*YOUR OBJECTIVE:* When a line in the records contains the string "name", copy that line.

Saved data entries
============================================================

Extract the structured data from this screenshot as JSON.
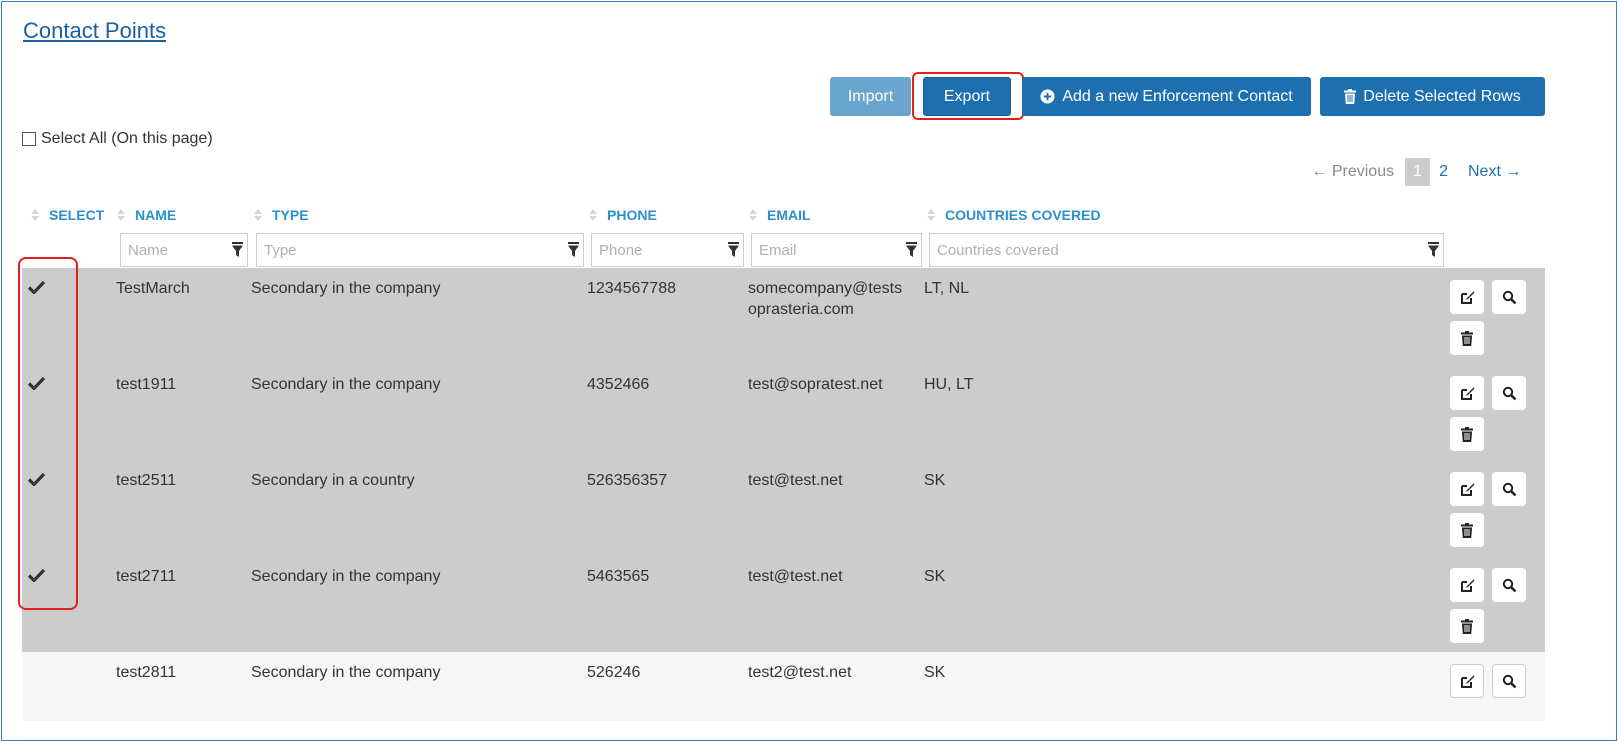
{
  "page_title": "Contact Points",
  "toolbar": {
    "import_label": "Import",
    "export_label": "Export",
    "add_label": "Add a new Enforcement Contact",
    "delete_label": "Delete Selected Rows"
  },
  "select_all_label": "Select All (On this page)",
  "pagination": {
    "previous": "← Previous",
    "current": "1",
    "page2": "2",
    "next": "Next →"
  },
  "columns": {
    "select": "SELECT",
    "name": "NAME",
    "type": "TYPE",
    "phone": "PHONE",
    "email": "EMAIL",
    "countries": "COUNTRIES COVERED"
  },
  "filters": {
    "name": "Name",
    "type": "Type",
    "phone": "Phone",
    "email": "Email",
    "countries": "Countries covered"
  },
  "rows": [
    {
      "selected": true,
      "name": "TestMarch",
      "type": "Secondary in the company",
      "phone": "1234567788",
      "email_line1": "somecompany@tests",
      "email_line2": "oprasteria.com",
      "countries": "LT, NL"
    },
    {
      "selected": true,
      "name": "test1911",
      "type": "Secondary in the company",
      "phone": "4352466",
      "email_line1": "test@sopratest.net",
      "email_line2": "",
      "countries": "HU, LT"
    },
    {
      "selected": true,
      "name": "test2511",
      "type": "Secondary in a country",
      "phone": "526356357",
      "email_line1": "test@test.net",
      "email_line2": "",
      "countries": "SK"
    },
    {
      "selected": true,
      "name": "test2711",
      "type": "Secondary in the company",
      "phone": "5463565",
      "email_line1": "test@test.net",
      "email_line2": "",
      "countries": "SK"
    },
    {
      "selected": false,
      "name": "test2811",
      "type": "Secondary in the company",
      "phone": "526246",
      "email_line1": "test2@test.net",
      "email_line2": "",
      "countries": "SK"
    }
  ],
  "colors": {
    "primary": "#1d6fb0",
    "import": "#6aa5cc",
    "header_text": "#2b8fd0",
    "selected_row": "#cccccc",
    "highlight": "#e0201b"
  }
}
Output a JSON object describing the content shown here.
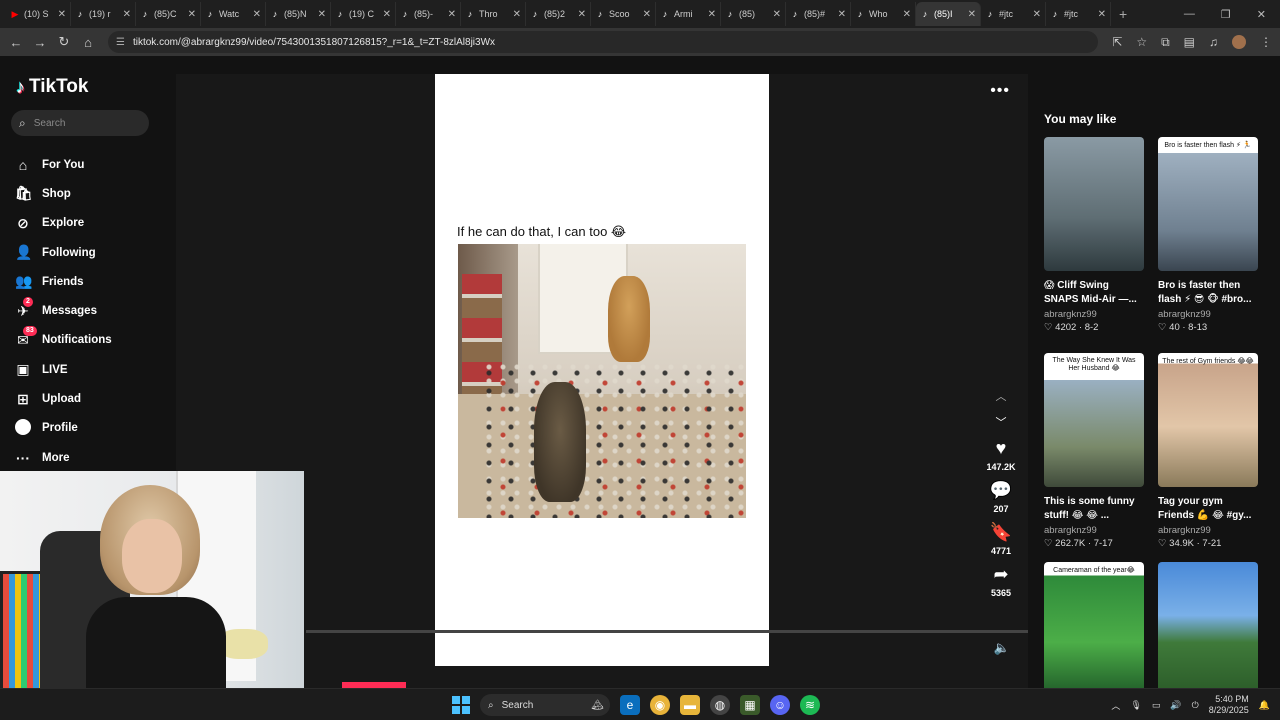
{
  "browser": {
    "tabs": [
      {
        "title": "(10) S",
        "color": "#ff0000",
        "active": false
      },
      {
        "title": "(19) r",
        "color": "#ffffff",
        "active": false
      },
      {
        "title": "(85)C",
        "color": "#ffffff",
        "active": false
      },
      {
        "title": "Watc",
        "color": "#ffffff",
        "active": false
      },
      {
        "title": "(85)N",
        "color": "#ffffff",
        "active": false
      },
      {
        "title": "(19) C",
        "color": "#ffffff",
        "active": false
      },
      {
        "title": "(85)-",
        "color": "#ffffff",
        "active": false
      },
      {
        "title": "Thro",
        "color": "#ffffff",
        "active": false
      },
      {
        "title": "(85)2",
        "color": "#ffffff",
        "active": false
      },
      {
        "title": "Scoo",
        "color": "#ffffff",
        "active": false
      },
      {
        "title": "Armi",
        "color": "#ffffff",
        "active": false
      },
      {
        "title": "(85)",
        "color": "#ffffff",
        "active": false
      },
      {
        "title": "(85)#",
        "color": "#ffffff",
        "active": false
      },
      {
        "title": "Who",
        "color": "#ffffff",
        "active": false
      },
      {
        "title": "(85)I",
        "color": "#ffffff",
        "active": true
      },
      {
        "title": "#jtc",
        "color": "#ffffff",
        "active": false
      },
      {
        "title": "#jtc",
        "color": "#ffffff",
        "active": false
      }
    ],
    "url": "tiktok.com/@abrargknz99/video/7543001351807126815?_r=1&_t=ZT-8zlAl8ji3Wx"
  },
  "sidebar": {
    "logo": "TikTok",
    "search_placeholder": "Search",
    "items": [
      {
        "label": "For You",
        "icon": "⌂",
        "badge": ""
      },
      {
        "label": "Shop",
        "icon": "🛍",
        "badge": ""
      },
      {
        "label": "Explore",
        "icon": "⊘",
        "badge": ""
      },
      {
        "label": "Following",
        "icon": "👤",
        "badge": ""
      },
      {
        "label": "Friends",
        "icon": "👥",
        "badge": ""
      },
      {
        "label": "Messages",
        "icon": "✈",
        "badge": "2"
      },
      {
        "label": "Notifications",
        "icon": "✉",
        "badge": "83"
      },
      {
        "label": "LIVE",
        "icon": "▣",
        "badge": ""
      },
      {
        "label": "Upload",
        "icon": "⊞",
        "badge": ""
      },
      {
        "label": "Profile",
        "icon": "",
        "badge": ""
      },
      {
        "label": "More",
        "icon": "···",
        "badge": ""
      }
    ]
  },
  "video": {
    "caption": "If he can do that, I can too 😂",
    "likes": "147.2K",
    "comments": "207",
    "saves": "4771",
    "shares": "5365"
  },
  "right_panel": {
    "title": "You may like",
    "cards": [
      {
        "title": "😱 Cliff Swing SNAPS Mid-Air —...",
        "author": "abrargknz99",
        "stats": "♡ 4202 · 8-2",
        "thumb_text": "",
        "bg": "linear-gradient(180deg,#8a9aa4,#5f6e74 60%,#2e3a3e)"
      },
      {
        "title": "Bro is faster then flash ⚡ 😎 🐵 #bro...",
        "author": "abrargknz99",
        "stats": "♡ 40 · 8-13",
        "thumb_text": "Bro is faster then flash ⚡ 🏃",
        "bg": "linear-gradient(180deg,#ffffff 0%,#ffffff 12%,#9fb0c0 12%,#6f8090 70%,#3a4550)"
      },
      {
        "title": "This is some funny stuff! 😂 😂 ...",
        "author": "abrargknz99",
        "stats": "♡ 262.7K · 7-17",
        "thumb_text": "The Way She Knew It Was Her Husband 😂",
        "bg": "linear-gradient(180deg,#ffffff 0%,#ffffff 20%,#9ab0c2 20%,#7a8a6a 70%,#3f4a3a)"
      },
      {
        "title": "Tag your gym Friends 💪 😂 #gy...",
        "author": "abrargknz99",
        "stats": "♡ 34.9K · 7-21",
        "thumb_text": "The rest of Gym friends 😂😂",
        "bg": "linear-gradient(180deg,#ffffff 0%,#ffffff 8%,#c8a48a 8%,#e2c6a8 55%,#8a7a5a)"
      },
      {
        "title": "",
        "author": "",
        "stats": "",
        "thumb_text": "Cameraman of the year😂",
        "bg": "linear-gradient(180deg,#ffffff 0%,#ffffff 10%,#2e8a3a 10%,#4cae48 60%,#1f5a28)"
      },
      {
        "title": "",
        "author": "",
        "stats": "",
        "thumb_text": "",
        "bg": "linear-gradient(180deg,#4a8ad8 0%,#7ab0e8 40%,#3f7a3a 60%,#2a5a28)"
      }
    ]
  },
  "taskbar": {
    "search_label": "Search",
    "time": "5:40 PM",
    "date": "8/29/2025"
  }
}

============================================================

*ANSWER TO THIS TASK:*
    "name": "NAME",
    "name": "Name",
      "name": "TestMarch",
      "name": "test1911",
      "name": "test2511",
      "name": "test2711",
      "name": "test2811",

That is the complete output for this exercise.